The Patron "Saint" of Panfish Anglers
of river to see today."
As we drifted through the next pool, we threw to bankside cover. In the floatable stretches of the river, many of the pools are several hundred yards long, and the current is slow. Each pool is like fishing a pond - a pond with prime cover along both sides.
I caught several longear sunfish in the first pool. Adult longears average only about 5 inches long, but Victor told me to put them on ice. They yield small but tasty fillets. Victor caught another green sunfish. At the end of the hole next to a submerged log, I caught two bluegill, each about 6-inches long.
In the next pool, Victor pulled the canoe alongside a downed sycamore, the crown of which lay submerged in deep water.

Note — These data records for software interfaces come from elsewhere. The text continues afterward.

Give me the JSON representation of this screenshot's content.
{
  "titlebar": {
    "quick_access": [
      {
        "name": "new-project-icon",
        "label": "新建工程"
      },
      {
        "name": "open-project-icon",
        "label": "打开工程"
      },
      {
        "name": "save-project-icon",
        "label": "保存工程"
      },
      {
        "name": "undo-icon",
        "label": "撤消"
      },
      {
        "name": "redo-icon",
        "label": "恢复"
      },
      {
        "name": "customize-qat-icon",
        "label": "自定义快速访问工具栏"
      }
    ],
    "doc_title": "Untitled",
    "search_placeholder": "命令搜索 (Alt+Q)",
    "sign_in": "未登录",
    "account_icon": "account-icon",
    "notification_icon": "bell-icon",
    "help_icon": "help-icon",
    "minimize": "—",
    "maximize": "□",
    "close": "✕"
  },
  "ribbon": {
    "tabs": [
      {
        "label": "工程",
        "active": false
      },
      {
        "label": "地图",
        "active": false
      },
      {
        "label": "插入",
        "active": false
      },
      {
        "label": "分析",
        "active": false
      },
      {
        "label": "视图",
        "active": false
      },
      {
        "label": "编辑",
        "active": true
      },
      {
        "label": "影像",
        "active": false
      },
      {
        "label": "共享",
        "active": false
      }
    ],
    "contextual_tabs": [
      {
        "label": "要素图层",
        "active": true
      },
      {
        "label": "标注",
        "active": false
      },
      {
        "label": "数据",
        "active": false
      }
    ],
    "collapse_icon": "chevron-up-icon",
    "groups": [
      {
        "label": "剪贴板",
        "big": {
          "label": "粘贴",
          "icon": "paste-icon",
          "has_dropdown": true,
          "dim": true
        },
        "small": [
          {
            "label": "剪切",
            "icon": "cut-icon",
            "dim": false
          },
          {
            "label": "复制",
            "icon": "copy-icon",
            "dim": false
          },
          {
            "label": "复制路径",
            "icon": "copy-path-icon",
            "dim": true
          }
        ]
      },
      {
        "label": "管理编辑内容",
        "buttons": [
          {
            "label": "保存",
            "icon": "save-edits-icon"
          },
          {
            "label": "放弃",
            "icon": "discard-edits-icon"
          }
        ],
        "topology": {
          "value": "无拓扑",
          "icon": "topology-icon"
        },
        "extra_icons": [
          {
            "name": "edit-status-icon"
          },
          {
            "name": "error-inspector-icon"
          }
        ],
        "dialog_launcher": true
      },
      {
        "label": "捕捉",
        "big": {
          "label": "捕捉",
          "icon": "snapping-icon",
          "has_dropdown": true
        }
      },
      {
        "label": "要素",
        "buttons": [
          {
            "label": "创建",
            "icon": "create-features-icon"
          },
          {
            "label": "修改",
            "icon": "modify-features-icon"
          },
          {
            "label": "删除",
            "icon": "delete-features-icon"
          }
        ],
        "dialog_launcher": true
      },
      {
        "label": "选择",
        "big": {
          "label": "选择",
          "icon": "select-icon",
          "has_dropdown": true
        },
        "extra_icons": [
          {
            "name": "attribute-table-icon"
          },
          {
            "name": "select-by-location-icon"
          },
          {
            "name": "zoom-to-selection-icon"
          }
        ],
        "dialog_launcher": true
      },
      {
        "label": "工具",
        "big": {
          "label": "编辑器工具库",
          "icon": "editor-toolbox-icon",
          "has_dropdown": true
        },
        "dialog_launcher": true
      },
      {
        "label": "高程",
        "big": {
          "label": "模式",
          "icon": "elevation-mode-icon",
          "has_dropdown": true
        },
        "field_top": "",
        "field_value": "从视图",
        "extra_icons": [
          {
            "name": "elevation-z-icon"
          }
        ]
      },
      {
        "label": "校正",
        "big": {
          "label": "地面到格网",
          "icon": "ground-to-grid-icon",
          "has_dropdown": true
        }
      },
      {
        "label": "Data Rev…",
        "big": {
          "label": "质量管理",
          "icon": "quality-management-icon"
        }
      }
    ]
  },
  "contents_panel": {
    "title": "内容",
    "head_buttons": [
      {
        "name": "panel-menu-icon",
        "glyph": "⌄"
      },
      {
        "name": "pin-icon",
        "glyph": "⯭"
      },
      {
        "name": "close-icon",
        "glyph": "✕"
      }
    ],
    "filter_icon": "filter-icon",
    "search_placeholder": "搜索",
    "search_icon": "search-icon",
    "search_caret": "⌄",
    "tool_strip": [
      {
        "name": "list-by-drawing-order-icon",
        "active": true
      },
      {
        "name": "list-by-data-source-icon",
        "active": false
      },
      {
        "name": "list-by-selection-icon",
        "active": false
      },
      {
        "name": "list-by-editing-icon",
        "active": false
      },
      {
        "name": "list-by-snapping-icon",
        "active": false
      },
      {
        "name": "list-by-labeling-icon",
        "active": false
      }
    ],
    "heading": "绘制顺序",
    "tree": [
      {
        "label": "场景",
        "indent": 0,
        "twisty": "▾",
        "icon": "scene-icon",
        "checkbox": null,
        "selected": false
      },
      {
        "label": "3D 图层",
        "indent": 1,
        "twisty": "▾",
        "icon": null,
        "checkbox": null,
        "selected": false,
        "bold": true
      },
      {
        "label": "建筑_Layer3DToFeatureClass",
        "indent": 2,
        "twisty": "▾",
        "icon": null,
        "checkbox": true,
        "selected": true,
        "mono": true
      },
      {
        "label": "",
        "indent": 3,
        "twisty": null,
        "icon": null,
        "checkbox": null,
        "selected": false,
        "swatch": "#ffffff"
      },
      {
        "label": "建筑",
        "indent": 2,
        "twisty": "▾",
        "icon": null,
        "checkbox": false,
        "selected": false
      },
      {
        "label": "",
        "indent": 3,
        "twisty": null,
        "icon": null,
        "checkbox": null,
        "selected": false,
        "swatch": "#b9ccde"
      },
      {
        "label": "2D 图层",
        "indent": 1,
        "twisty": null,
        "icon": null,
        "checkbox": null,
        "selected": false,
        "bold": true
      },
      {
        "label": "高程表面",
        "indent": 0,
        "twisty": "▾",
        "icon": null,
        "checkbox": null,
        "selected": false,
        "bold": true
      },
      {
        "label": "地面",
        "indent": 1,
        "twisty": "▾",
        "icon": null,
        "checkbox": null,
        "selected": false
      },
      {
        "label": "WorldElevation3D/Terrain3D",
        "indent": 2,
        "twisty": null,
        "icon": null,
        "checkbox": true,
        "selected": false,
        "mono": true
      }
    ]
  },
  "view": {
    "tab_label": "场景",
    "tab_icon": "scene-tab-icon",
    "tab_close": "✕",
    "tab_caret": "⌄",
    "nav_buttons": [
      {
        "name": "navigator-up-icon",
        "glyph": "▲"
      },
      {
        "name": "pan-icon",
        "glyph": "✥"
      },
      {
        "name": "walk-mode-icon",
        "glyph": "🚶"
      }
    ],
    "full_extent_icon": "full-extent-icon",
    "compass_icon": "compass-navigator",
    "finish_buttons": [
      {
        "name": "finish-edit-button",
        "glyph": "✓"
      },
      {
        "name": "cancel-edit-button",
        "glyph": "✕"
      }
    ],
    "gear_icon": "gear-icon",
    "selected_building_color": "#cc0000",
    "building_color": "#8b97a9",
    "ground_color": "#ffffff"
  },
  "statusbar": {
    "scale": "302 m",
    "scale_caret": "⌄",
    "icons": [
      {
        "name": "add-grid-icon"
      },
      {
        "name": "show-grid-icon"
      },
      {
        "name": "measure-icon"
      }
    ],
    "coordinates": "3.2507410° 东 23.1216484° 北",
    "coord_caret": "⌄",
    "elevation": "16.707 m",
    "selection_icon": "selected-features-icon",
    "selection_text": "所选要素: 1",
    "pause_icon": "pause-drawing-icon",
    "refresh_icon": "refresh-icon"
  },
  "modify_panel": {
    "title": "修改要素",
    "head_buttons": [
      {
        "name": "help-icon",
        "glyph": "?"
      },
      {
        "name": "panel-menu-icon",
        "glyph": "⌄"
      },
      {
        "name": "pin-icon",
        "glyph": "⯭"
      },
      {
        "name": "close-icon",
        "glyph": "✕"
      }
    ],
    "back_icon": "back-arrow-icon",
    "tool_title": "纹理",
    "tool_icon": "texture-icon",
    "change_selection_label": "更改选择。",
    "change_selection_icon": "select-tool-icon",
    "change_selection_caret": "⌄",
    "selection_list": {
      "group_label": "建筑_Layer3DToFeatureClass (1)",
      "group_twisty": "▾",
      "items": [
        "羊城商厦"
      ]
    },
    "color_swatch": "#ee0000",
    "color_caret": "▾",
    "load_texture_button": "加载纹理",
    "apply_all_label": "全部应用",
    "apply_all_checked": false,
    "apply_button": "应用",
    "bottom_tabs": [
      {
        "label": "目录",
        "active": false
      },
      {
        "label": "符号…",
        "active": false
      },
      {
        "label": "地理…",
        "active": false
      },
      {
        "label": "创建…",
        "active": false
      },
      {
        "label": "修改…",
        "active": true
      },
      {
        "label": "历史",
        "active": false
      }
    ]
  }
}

He dipped the plastic grub among the limbs and pulled out an 8-inch white crappie. While he unhooked the fish and put it in the cooler, I caught a white crappie about the same size. We sat at that tree for about 30 minutes and caught a half dozen other crappie, a mix of blacks and whites, all about the same size.
Victor said our success was about average for a day of panfishing on the St. Francis.
"Some days the action is faster; some days it's slow," Victor said. "But almost always, you can come off the river with a good mess of panfish."
Victor said his favorite strategy for catching panfish on the St. Francis is to cast or jig a slider grub threaded on a 1/32-ounce, horsehead jig equipped with a small spinner. Any small jig setup or Beetle Spin works well, but Victor prefers slider grubs.
For casting, he uses medium-weight tackle with 4- or 6-pound test line. For jigging, he uses a 12-foot collapsible jigging pole equipped with a small spinning reel and 10-pound test line. The heavy line lets him straighten out hooks that get snagged while fishing. It also provides leverage to work larger fish.
Whenever we found good cover, we spent 20 to 30 minutes at the spot before moving. Victor said on longer floats, or when he combines overnight camping with float-fishing, he lingers longer at spots that produce fish.
"When the fish